What to do: When you write out the records, keep every line exactly as it is.

Provided information:
*** Block opens ***

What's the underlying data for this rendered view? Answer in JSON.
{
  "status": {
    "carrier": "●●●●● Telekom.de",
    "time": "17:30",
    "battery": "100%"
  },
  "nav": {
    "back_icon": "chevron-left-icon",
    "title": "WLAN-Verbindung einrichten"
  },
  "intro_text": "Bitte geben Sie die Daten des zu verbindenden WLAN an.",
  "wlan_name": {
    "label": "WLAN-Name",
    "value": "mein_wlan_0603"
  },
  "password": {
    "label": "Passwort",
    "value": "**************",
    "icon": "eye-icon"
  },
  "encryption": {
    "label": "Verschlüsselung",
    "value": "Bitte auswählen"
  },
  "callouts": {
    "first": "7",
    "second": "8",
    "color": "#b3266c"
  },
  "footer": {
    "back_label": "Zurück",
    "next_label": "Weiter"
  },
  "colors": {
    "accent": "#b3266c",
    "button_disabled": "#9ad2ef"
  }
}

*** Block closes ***

Task solution:
What's the underlying data for this rendered view? Answer in JSON.
{
  "status": {
    "carrier": "●●●●● Telekom.de",
    "time": "17:30",
    "battery": "100%"
  },
  "nav": {
    "back_icon": "chevron-left-icon",
    "title": "WLAN-Verbindung einrichten"
  },
  "intro_text": "Bitte geben Sie die Daten des zu verbindenden WLAN an.",
  "wlan_name": {
    "label": "WLAN-Name",
    "value": "mein_wlan_0603"
  },
  "password": {
    "label": "Passwort",
    "value": "**************",
    "icon": "eye-icon"
  },
  "encryption": {
    "label": "Verschlüsselung",
    "value": "Bitte auswählen"
  },
  "callouts": {
    "first": "7",
    "second": "8",
    "color": "#b3266c"
  },
  "footer": {
    "back_label": "Zurück",
    "next_label": "Weiter"
  },
  "colors": {
    "accent": "#b3266c",
    "button_disabled": "#9ad2ef"
  }
}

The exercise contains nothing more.